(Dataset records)
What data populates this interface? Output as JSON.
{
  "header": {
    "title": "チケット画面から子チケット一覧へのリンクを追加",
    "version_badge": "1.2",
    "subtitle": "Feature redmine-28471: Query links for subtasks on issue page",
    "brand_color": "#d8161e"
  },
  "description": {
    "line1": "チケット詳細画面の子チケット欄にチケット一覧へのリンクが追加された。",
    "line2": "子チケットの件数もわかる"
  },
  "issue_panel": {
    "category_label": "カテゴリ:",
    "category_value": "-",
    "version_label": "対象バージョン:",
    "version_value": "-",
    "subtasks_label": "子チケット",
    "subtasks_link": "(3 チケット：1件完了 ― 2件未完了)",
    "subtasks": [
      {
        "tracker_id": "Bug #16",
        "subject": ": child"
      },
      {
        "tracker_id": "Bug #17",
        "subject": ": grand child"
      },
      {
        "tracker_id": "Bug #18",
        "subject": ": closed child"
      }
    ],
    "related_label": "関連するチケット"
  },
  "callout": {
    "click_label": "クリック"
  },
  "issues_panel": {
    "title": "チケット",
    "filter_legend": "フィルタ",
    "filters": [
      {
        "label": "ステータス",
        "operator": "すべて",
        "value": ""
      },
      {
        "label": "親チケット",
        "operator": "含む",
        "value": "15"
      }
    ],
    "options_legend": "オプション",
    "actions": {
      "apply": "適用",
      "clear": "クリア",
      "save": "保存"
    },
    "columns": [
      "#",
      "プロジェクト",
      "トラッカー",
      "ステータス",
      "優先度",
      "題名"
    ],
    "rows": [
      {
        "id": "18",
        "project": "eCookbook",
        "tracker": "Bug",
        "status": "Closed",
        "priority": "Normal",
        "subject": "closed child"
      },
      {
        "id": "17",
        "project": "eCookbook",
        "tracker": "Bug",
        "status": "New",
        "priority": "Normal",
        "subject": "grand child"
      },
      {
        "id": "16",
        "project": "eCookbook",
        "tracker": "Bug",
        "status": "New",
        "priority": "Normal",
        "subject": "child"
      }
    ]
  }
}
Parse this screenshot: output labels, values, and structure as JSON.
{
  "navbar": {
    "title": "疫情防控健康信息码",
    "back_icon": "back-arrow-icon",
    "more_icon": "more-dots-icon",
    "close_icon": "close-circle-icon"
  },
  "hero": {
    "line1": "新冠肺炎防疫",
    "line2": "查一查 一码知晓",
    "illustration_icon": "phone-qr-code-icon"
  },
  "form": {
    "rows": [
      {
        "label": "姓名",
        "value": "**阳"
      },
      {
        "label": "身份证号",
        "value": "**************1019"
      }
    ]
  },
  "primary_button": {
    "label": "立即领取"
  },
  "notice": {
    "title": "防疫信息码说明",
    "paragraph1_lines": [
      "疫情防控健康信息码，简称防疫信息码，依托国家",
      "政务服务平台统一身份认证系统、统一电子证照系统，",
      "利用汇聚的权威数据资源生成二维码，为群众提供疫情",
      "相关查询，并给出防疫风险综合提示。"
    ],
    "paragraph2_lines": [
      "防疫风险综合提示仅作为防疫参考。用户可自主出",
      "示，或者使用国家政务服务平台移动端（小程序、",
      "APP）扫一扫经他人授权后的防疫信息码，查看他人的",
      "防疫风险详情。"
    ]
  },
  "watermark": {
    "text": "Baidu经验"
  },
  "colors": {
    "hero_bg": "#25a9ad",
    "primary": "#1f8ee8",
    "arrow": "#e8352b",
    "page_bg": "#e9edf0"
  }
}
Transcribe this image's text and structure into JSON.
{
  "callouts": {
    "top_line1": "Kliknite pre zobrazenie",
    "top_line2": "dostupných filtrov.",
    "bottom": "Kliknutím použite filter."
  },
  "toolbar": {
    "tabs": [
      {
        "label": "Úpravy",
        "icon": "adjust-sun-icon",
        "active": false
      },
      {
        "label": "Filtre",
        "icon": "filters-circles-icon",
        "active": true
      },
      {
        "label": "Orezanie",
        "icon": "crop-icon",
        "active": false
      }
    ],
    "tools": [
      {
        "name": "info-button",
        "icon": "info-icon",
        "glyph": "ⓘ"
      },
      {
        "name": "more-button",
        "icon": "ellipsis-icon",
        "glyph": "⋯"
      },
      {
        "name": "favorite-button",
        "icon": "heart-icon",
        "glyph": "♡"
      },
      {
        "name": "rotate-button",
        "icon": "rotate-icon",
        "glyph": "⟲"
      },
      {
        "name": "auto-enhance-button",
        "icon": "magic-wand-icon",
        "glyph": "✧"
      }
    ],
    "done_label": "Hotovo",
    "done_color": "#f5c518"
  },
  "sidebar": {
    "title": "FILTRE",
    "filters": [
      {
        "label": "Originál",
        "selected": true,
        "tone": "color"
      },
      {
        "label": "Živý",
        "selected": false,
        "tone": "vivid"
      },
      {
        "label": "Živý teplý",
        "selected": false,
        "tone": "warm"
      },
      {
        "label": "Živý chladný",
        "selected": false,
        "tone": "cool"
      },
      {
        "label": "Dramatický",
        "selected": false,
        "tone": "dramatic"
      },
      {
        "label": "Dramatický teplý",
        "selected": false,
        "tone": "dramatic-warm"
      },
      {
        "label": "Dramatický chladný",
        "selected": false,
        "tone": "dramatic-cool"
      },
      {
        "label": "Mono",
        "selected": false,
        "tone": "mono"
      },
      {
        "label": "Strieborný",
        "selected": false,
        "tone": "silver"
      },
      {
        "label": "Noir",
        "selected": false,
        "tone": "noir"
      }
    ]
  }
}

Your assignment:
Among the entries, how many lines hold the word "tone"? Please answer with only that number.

Task output:
10